A chopper overhead? Big deal. I tapped the snooze button and rolled over.

But when the alarm sounded again, the drone was still there. If anything, louder.

medevac helicopter, 5 years ago
Although we live in rurality (Chill out, spell check — it’s a word)…  helicopters are not unknown. Get really banged up, and you’re flying to the hospital. A few years ago a big medevac helicopter landed about 100 yards from the horses. (It was unimaginably loud.) EMTs responded to a nasty car accident about a mile away. It was summertime and the pilot didn’t want to tear up the corn crops. The hay field was the closest clearing.

This particular helicopter was not a medevac. And it hung in the sky, as though suspended by a puppet string.

“How far away do you think it is? A quarter-mile?

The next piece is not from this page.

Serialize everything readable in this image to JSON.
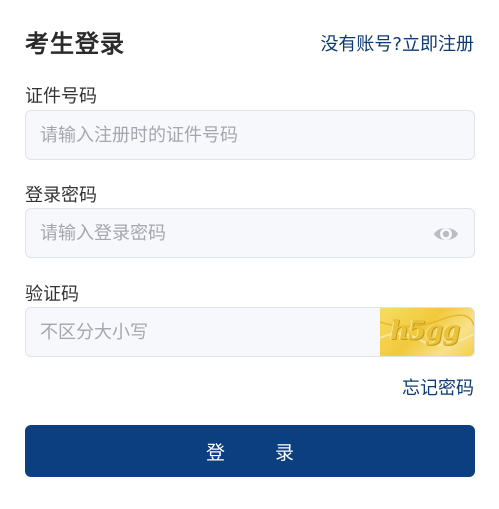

A half?” I asked Martin. We were walking the dog and watching above. 

“Maybe a half-mile. It’s the channel 5 chopper.”

“How do you know that? It doesn’t say channel 5.”

“I just know.”

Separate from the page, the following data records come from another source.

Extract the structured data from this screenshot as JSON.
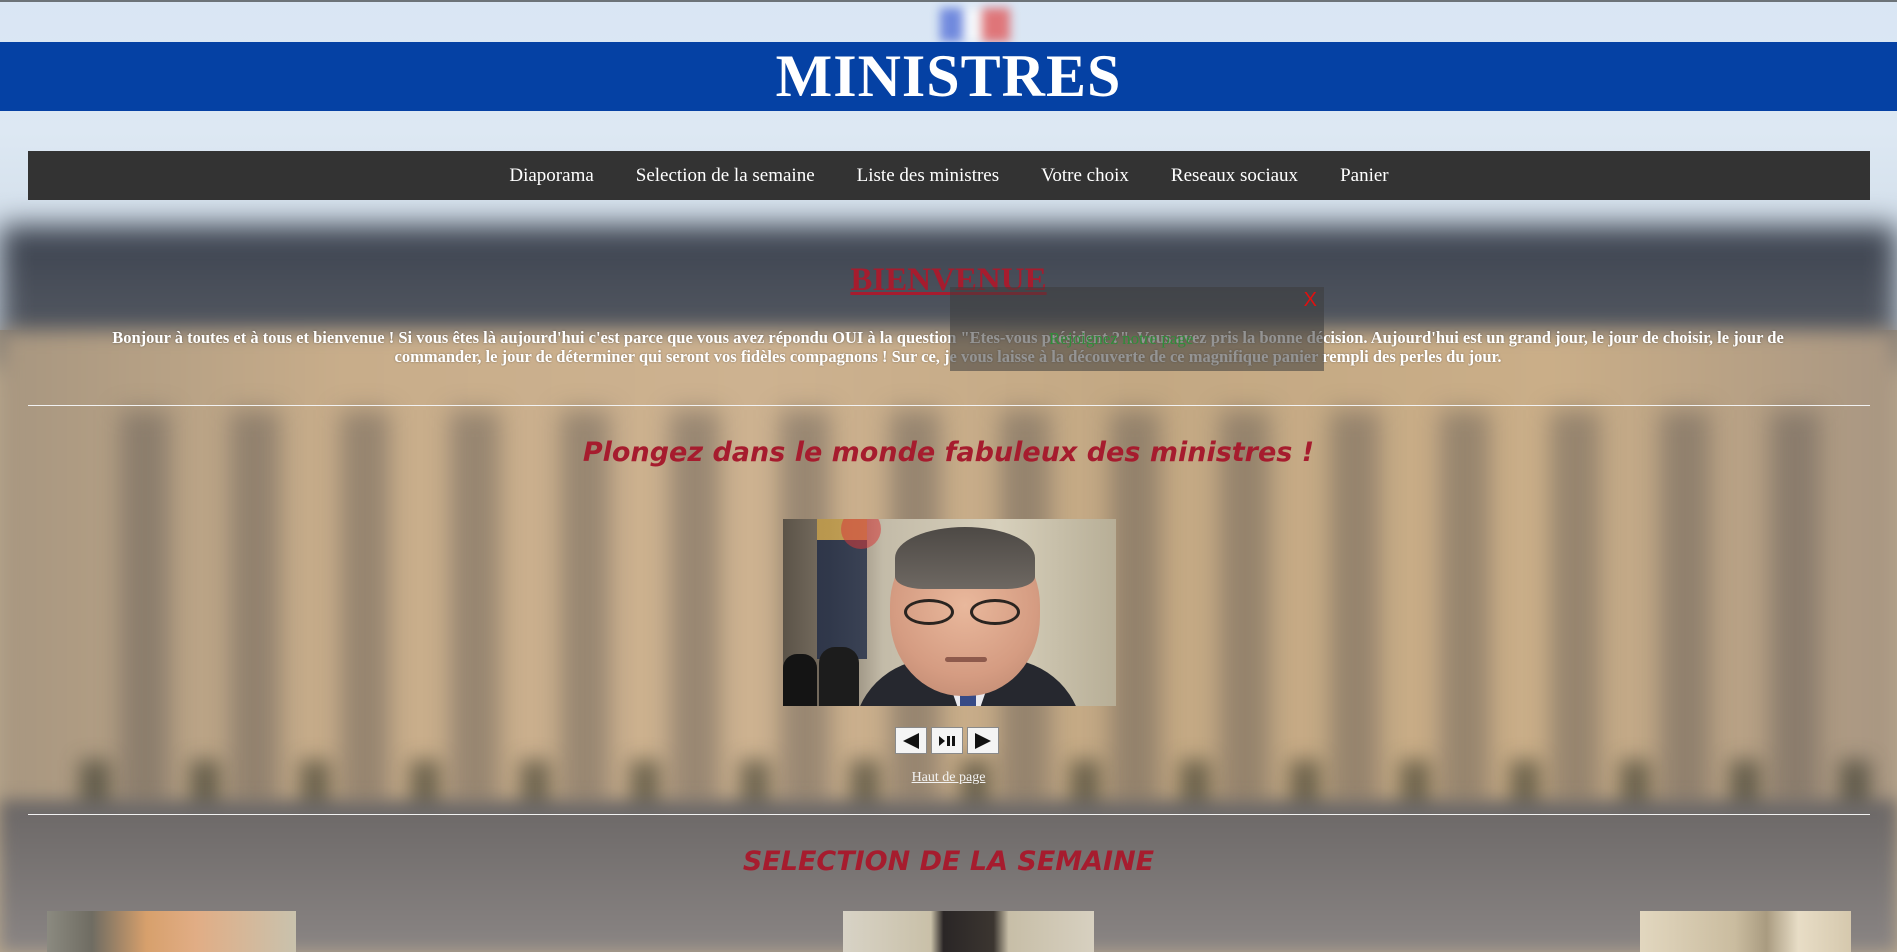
{
  "header": {
    "title": "MINISTRES"
  },
  "nav": {
    "items": [
      {
        "label": "Diaporama"
      },
      {
        "label": "Selection de la semaine"
      },
      {
        "label": "Liste des ministres"
      },
      {
        "label": "Votre choix"
      },
      {
        "label": "Reseaux sociaux"
      },
      {
        "label": "Panier"
      }
    ]
  },
  "welcome": {
    "title": "BIENVENUE",
    "line1": "Bonjour à toutes et à tous et bienvenue ! Si vous êtes là aujourd'hui c'est parce que vous avez répondu OUI à la question \"Etes-vous président ?\". Vous avez pris la bonne décision. Aujourd'hui est un grand jour, le jour de choisir, le jour de",
    "line2": "commander, le jour de déterminer qui seront vos fidèles compagnons ! Sur ce, je vous laisse à la découverte de ce magnifique panier rempli des perles du jour."
  },
  "popup": {
    "close_label": "X",
    "text": "Rejoignez notre page"
  },
  "diaporama": {
    "heading": "Plongez dans le monde fabuleux des ministres !",
    "controls": {
      "prev_icon": "arrow-left-icon",
      "play_pause_icon": "play-pause-icon",
      "next_icon": "arrow-right-icon"
    },
    "top_link": "Haut de page"
  },
  "selection": {
    "heading": "SELECTION DE LA SEMAINE"
  },
  "colors": {
    "header_blue": "#0541a4",
    "nav_bg": "#333333",
    "accent_red": "#a61c2e",
    "popup_green": "#2f8d3a"
  }
}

“Well, it’s not an accident. There’s no sirens.”

“Maybe it’s a hostage situation.”

We speculated about who we knew, and who’d be crazy enough to hold someone at gun point.

It’s not a hostage situation, I finally decided. “When it’s a hostage situation they circle the property and film different angles.”

“Yea, you’re right.”

“But it’s something big. They’ve been up there a half hour. Imagine the cost for that.”

After another 10 minutes the helicopter reluctantly moved off, retreating toward town.

Inside, Hadley howled when Martin switched off the Disney channel and turned on the news.

On Channel 5 some goofy guy was gushing over movie reviews. Then they showed another goofy guy spinning on the floor — apparently in celebration of the international soul festival. Finally they cut to traffic.

And there we were. Our road. On live TV.

Except that it looked like any swath of payment. Double yellow lines and asphalt sandwiched between unruly grass. Still, we recognized it. We were newsworthy. But for what?

Not a spectacular car crash. Or a hostage stand-off. Not even something outlandish, like an overturned Ben & Jerry’s truck.

The story? A pole had fallen across the road. Traffic was being diverted.

The helicopter camera zoomed in on two repair trucks, the pole and a few workers milling about. And that was it.

Fifteen seconds of fame for an oversized stick.

Then back real news. Sleeping air traffic controllers, metro budget cuts and the latest loser on American Idol.

Postscript: I heard it on good authority, from a neighbor, who heard from Joe the UPS driver that “some dumbass hit the pole” and knocked it over. (Colorful adjective, courtesy of the neighbor, but it sounds about right to me.)